Information supplied:
------
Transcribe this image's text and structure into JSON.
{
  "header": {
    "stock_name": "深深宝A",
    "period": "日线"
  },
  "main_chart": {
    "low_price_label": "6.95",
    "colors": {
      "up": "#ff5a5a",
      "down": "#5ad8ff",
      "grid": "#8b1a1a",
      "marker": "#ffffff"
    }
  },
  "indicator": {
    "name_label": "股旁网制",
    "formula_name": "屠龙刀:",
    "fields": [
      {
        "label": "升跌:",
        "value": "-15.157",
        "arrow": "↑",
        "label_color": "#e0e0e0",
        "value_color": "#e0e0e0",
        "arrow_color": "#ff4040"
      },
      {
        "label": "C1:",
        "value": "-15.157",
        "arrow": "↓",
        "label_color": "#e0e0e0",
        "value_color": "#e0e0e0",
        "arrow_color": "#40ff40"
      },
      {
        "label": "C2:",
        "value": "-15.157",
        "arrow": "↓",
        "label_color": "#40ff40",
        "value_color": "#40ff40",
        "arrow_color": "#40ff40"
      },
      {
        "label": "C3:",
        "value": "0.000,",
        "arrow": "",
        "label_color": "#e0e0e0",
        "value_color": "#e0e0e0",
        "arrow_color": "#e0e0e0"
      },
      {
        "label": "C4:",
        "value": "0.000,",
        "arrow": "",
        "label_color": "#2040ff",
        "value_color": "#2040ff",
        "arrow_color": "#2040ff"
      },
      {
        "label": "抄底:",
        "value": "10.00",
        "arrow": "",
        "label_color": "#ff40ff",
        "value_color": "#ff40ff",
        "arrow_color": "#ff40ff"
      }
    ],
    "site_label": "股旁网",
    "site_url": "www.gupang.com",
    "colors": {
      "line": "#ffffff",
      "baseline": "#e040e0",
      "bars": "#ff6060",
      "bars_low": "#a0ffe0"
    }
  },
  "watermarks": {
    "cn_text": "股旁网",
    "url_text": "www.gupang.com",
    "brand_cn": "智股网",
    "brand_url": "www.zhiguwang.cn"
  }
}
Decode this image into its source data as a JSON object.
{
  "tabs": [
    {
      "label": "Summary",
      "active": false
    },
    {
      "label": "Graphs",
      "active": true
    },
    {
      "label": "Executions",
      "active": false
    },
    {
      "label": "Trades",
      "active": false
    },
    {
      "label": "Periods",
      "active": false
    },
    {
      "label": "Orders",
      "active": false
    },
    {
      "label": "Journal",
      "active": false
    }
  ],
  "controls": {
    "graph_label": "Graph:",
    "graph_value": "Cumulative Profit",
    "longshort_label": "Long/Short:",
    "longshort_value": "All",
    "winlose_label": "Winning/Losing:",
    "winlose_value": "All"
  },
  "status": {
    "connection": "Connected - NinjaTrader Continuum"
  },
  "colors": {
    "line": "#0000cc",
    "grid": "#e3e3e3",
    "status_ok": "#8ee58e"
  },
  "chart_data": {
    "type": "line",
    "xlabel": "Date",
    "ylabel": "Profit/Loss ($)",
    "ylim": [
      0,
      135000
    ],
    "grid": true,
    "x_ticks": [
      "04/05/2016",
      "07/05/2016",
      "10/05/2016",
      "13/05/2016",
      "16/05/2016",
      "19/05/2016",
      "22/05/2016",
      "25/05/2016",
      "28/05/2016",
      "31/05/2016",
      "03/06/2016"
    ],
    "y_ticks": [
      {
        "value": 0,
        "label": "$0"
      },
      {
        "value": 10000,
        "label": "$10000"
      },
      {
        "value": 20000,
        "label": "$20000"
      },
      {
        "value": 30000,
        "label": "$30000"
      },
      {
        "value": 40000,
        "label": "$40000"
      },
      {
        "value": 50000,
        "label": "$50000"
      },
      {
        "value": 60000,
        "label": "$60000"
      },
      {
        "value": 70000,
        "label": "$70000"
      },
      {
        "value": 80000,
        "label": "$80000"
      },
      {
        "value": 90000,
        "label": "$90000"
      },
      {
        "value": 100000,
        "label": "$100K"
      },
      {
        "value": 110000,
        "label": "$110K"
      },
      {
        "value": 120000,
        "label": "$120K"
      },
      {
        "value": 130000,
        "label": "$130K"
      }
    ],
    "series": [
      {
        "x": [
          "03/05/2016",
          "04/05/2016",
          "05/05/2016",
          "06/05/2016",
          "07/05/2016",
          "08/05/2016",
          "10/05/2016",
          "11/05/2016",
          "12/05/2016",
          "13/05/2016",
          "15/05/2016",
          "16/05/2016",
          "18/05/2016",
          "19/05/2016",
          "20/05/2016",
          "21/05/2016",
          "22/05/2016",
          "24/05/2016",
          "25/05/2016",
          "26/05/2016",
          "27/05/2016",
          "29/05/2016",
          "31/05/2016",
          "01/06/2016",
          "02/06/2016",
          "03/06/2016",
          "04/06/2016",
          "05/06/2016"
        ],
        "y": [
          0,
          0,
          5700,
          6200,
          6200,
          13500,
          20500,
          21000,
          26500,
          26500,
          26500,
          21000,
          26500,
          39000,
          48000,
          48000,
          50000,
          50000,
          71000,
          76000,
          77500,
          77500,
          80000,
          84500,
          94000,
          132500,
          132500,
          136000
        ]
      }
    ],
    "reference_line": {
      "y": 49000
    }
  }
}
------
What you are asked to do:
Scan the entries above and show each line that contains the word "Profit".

Solution for this problem:
    "graph_value": "Cumulative Profit",
    "ylabel": "Profit/Loss ($)",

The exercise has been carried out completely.